Dataset rows describing interfaces:
○ ○ ○

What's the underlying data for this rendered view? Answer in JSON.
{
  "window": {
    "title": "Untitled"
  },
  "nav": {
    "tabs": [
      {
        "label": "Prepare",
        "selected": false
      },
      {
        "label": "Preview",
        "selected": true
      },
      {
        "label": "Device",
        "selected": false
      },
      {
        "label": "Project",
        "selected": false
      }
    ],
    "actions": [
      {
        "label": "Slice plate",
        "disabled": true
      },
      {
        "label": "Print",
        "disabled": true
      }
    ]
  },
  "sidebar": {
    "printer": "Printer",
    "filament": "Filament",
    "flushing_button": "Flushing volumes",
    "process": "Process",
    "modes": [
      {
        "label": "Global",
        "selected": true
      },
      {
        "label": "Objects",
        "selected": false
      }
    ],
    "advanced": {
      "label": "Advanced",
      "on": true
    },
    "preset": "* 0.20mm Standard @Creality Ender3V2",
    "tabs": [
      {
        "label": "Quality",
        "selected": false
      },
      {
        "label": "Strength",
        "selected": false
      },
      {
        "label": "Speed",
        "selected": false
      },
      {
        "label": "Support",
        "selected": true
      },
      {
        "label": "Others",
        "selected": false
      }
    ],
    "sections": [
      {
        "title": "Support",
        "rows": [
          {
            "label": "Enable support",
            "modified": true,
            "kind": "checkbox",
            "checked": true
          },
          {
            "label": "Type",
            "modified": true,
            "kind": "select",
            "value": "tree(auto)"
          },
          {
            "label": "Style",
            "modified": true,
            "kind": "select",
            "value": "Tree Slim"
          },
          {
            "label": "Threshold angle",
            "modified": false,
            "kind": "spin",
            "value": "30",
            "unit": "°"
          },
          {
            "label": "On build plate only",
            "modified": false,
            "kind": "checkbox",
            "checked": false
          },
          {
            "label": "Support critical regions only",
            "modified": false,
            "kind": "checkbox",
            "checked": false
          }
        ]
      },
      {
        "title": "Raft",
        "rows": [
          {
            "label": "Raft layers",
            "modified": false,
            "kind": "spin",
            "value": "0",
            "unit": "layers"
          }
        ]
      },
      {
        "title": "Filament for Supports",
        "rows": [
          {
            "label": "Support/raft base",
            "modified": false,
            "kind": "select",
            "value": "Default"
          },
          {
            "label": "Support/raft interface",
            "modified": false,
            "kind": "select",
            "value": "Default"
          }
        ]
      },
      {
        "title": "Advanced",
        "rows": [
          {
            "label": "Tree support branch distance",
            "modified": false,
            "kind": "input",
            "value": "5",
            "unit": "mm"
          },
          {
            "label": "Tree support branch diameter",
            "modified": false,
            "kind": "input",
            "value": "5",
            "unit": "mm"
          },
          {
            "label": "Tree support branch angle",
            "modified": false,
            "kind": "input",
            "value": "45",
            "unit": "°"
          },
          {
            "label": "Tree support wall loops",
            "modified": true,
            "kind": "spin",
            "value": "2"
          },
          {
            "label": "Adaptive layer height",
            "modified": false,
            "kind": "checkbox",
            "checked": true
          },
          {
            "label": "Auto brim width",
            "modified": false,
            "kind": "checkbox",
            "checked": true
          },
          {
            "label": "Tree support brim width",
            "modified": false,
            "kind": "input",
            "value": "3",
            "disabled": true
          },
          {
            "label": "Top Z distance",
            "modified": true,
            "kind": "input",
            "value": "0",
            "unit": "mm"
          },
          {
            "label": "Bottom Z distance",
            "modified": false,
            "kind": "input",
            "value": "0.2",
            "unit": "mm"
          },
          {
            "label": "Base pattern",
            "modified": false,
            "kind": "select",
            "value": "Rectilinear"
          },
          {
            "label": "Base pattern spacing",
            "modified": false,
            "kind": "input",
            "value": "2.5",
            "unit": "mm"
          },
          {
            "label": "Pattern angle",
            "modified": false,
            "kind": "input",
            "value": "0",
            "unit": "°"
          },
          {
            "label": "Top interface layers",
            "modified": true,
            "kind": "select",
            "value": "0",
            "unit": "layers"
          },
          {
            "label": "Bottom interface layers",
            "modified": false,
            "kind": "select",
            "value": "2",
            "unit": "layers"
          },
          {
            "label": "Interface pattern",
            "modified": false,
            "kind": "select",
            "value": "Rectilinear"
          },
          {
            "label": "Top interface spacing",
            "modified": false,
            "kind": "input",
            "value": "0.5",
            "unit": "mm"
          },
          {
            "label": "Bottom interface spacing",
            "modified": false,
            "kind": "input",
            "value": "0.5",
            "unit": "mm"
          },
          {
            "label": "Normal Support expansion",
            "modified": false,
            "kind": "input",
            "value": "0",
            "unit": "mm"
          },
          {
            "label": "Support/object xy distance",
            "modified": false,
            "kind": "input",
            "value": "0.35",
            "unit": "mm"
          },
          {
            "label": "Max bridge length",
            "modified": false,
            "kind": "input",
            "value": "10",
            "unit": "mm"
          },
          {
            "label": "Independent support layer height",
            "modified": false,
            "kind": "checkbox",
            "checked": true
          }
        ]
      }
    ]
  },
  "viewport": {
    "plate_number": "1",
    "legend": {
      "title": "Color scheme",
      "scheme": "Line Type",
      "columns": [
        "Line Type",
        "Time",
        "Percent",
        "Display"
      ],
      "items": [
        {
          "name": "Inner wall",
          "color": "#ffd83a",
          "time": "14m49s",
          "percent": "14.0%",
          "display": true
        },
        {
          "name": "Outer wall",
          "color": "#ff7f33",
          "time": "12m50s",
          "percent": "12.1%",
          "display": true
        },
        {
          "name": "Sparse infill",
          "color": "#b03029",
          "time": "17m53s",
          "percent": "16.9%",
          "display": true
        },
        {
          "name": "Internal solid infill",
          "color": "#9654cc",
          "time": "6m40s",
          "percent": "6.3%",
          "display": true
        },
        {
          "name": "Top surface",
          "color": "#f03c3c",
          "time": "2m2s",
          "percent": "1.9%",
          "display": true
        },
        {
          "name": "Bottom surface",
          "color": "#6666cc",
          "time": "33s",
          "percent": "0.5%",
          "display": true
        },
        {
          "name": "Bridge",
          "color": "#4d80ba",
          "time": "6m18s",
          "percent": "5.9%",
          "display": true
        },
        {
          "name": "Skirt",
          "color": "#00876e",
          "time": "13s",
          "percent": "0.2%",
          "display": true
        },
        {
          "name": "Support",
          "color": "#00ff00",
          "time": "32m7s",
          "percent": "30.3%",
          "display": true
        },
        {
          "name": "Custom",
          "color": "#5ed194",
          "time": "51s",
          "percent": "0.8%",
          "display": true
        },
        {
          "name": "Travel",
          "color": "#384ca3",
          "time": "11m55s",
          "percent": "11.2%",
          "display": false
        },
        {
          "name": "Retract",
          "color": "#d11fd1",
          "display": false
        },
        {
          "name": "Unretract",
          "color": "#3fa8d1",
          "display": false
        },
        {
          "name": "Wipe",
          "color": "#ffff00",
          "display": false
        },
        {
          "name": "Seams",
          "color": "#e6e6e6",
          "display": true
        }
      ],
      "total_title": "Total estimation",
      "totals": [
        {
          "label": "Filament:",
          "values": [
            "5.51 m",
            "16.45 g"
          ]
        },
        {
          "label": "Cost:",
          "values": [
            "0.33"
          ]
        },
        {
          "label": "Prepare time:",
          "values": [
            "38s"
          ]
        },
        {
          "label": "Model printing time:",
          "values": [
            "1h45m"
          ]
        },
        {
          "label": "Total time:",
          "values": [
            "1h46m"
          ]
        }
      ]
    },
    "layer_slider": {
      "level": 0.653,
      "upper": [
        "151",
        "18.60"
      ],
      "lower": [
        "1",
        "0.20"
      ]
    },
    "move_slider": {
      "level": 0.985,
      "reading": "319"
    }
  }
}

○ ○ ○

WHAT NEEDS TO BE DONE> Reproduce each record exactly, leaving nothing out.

RESPONSE TO THIS EXERCISE>
What's the underlying data for this rendered view? Answer in JSON.
{
  "window": {
    "title": "Untitled"
  },
  "nav": {
    "tabs": [
      {
        "label": "Prepare",
        "selected": false
      },
      {
        "label": "Preview",
        "selected": true
      },
      {
        "label": "Device",
        "selected": false
      },
      {
        "label": "Project",
        "selected": false
      }
    ],
    "actions": [
      {
        "label": "Slice plate",
        "disabled": true
      },
      {
        "label": "Print",
        "disabled": true
      }
    ]
  },
  "sidebar": {
    "printer": "Printer",
    "filament": "Filament",
    "flushing_button": "Flushing volumes",
    "process": "Process",
    "modes": [
      {
        "label": "Global",
        "selected": true
      },
      {
        "label": "Objects",
        "selected": false
      }
    ],
    "advanced": {
      "label": "Advanced",
      "on": true
    },
    "preset": "* 0.20mm Standard @Creality Ender3V2",
    "tabs": [
      {
        "label": "Quality",
        "selected": false
      },
      {
        "label": "Strength",
        "selected": false
      },
      {
        "label": "Speed",
        "selected": false
      },
      {
        "label": "Support",
        "selected": true
      },
      {
        "label": "Others",
        "selected": false
      }
    ],
    "sections": [
      {
        "title": "Support",
        "rows": [
          {
            "label": "Enable support",
            "modified": true,
            "kind": "checkbox",
            "checked": true
          },
          {
            "label": "Type",
            "modified": true,
            "kind": "select",
            "value": "tree(auto)"
          },
          {
            "label": "Style",
            "modified": true,
            "kind": "select",
            "value": "Tree Slim"
          },
          {
            "label": "Threshold angle",
            "modified": false,
            "kind": "spin",
            "value": "30",
            "unit": "°"
          },
          {
            "label": "On build plate only",
            "modified": false,
            "kind": "checkbox",
            "checked": false
          },
          {
            "label": "Support critical regions only",
            "modified": false,
            "kind": "checkbox",
            "checked": false
          }
        ]
      },
      {
        "title": "Raft",
        "rows": [
          {
            "label": "Raft layers",
            "modified": false,
            "kind": "spin",
            "value": "0",
            "unit": "layers"
          }
        ]
      },
      {
        "title": "Filament for Supports",
        "rows": [
          {
            "label": "Support/raft base",
            "modified": false,
            "kind": "select",
            "value": "Default"
          },
          {
            "label": "Support/raft interface",
            "modified": false,
            "kind": "select",
            "value": "Default"
          }
        ]
      },
      {
        "title": "Advanced",
        "rows": [
          {
            "label": "Tree support branch distance",
            "modified": false,
            "kind": "input",
            "value": "5",
            "unit": "mm"
          },
          {
            "label": "Tree support branch diameter",
            "modified": false,
            "kind": "input",
            "value": "5",
            "unit": "mm"
          },
          {
            "label": "Tree support branch angle",
            "modified": false,
            "kind": "input",
            "value": "45",
            "unit": "°"
          },
          {
            "label": "Tree support wall loops",
            "modified": true,
            "kind": "spin",
            "value": "2"
          },
          {
            "label": "Adaptive layer height",
            "modified": false,
            "kind": "checkbox",
            "checked": true
          },
          {
            "label": "Auto brim width",
            "modified": false,
            "kind": "checkbox",
            "checked": true
          },
          {
            "label": "Tree support brim width",
            "modified": false,
            "kind": "input",
            "value": "3",
            "disabled": true
          },
          {
            "label": "Top Z distance",
            "modified": true,
            "kind": "input",
            "value": "0",
            "unit": "mm"
          },
          {
            "label": "Bottom Z distance",
            "modified": false,
            "kind": "input",
            "value": "0.2",
            "unit": "mm"
          },
          {
            "label": "Base pattern",
            "modified": false,
            "kind": "select",
            "value": "Rectilinear"
          },
          {
            "label": "Base pattern spacing",
            "modified": false,
            "kind": "input",
            "value": "2.5",
            "unit": "mm"
          },
          {
            "label": "Pattern angle",
            "modified": false,
            "kind": "input",
            "value": "0",
            "unit": "°"
          },
          {
            "label": "Top interface layers",
            "modified": true,
            "kind": "select",
            "value": "0",
            "unit": "layers"
          },
          {
            "label": "Bottom interface layers",
            "modified": false,
            "kind": "select",
            "value": "2",
            "unit": "layers"
          },
          {
            "label": "Interface pattern",
            "modified": false,
            "kind": "select",
            "value": "Rectilinear"
          },
          {
            "label": "Top interface spacing",
            "modified": false,
            "kind": "input",
            "value": "0.5",
            "unit": "mm"
          },
          {
            "label": "Bottom interface spacing",
            "modified": false,
            "kind": "input",
            "value": "0.5",
            "unit": "mm"
          },
          {
            "label": "Normal Support expansion",
            "modified": false,
            "kind": "input",
            "value": "0",
            "unit": "mm"
          },
          {
            "label": "Support/object xy distance",
            "modified": false,
            "kind": "input",
            "value": "0.35",
            "unit": "mm"
          },
          {
            "label": "Max bridge length",
            "modified": false,
            "kind": "input",
            "value": "10",
            "unit": "mm"
          },
          {
            "label": "Independent support layer height",
            "modified": false,
            "kind": "checkbox",
            "checked": true
          }
        ]
      }
    ]
  },
  "viewport": {
    "plate_number": "1",
    "legend": {
      "title": "Color scheme",
      "scheme": "Line Type",
      "columns": [
        "Line Type",
        "Time",
        "Percent",
        "Display"
      ],
      "items": [
        {
          "name": "Inner wall",
          "color": "#ffd83a",
          "time": "14m49s",
          "percent": "14.0%",
          "display": true
        },
        {
          "name": "Outer wall",
          "color": "#ff7f33",
          "time": "12m50s",
          "percent": "12.1%",
          "display": true
        },
        {
          "name": "Sparse infill",
          "color": "#b03029",
          "time": "17m53s",
          "percent": "16.9%",
          "display": true
        },
        {
          "name": "Internal solid infill",
          "color": "#9654cc",
          "time": "6m40s",
          "percent": "6.3%",
          "display": true
        },
        {
          "name": "Top surface",
          "color": "#f03c3c",
          "time": "2m2s",
          "percent": "1.9%",
          "display": true
        },
        {
          "name": "Bottom surface",
          "color": "#6666cc",
          "time": "33s",
          "percent": "0.5%",
          "display": true
        },
        {
          "name": "Bridge",
          "color": "#4d80ba",
          "time": "6m18s",
          "percent": "5.9%",
          "display": true
        },
        {
          "name": "Skirt",
          "color": "#00876e",
          "time": "13s",
          "percent": "0.2%",
          "display": true
        },
        {
          "name": "Support",
          "color": "#00ff00",
          "time": "32m7s",
          "percent": "30.3%",
          "display": true
        },
        {
          "name": "Custom",
          "color": "#5ed194",
          "time": "51s",
          "percent": "0.8%",
          "display": true
        },
        {
          "name": "Travel",
          "color": "#384ca3",
          "time": "11m55s",
          "percent": "11.2%",
          "display": false
        },
        {
          "name": "Retract",
          "color": "#d11fd1",
          "display": false
        },
        {
          "name": "Unretract",
          "color": "#3fa8d1",
          "display": false
        },
        {
          "name": "Wipe",
          "color": "#ffff00",
          "display": false
        },
        {
          "name": "Seams",
          "color": "#e6e6e6",
          "display": true
        }
      ],
      "total_title": "Total estimation",
      "totals": [
        {
          "label": "Filament:",
          "values": [
            "5.51 m",
            "16.45 g"
          ]
        },
        {
          "label": "Cost:",
          "values": [
            "0.33"
          ]
        },
        {
          "label": "Prepare time:",
          "values": [
            "38s"
          ]
        },
        {
          "label": "Model printing time:",
          "values": [
            "1h45m"
          ]
        },
        {
          "label": "Total time:",
          "values": [
            "1h46m"
          ]
        }
      ]
    },
    "layer_slider": {
      "level": 0.653,
      "upper": [
        "151",
        "18.60"
      ],
      "lower": [
        "1",
        "0.20"
      ]
    },
    "move_slider": {
      "level": 0.985,
      "reading": "319"
    }
  }
}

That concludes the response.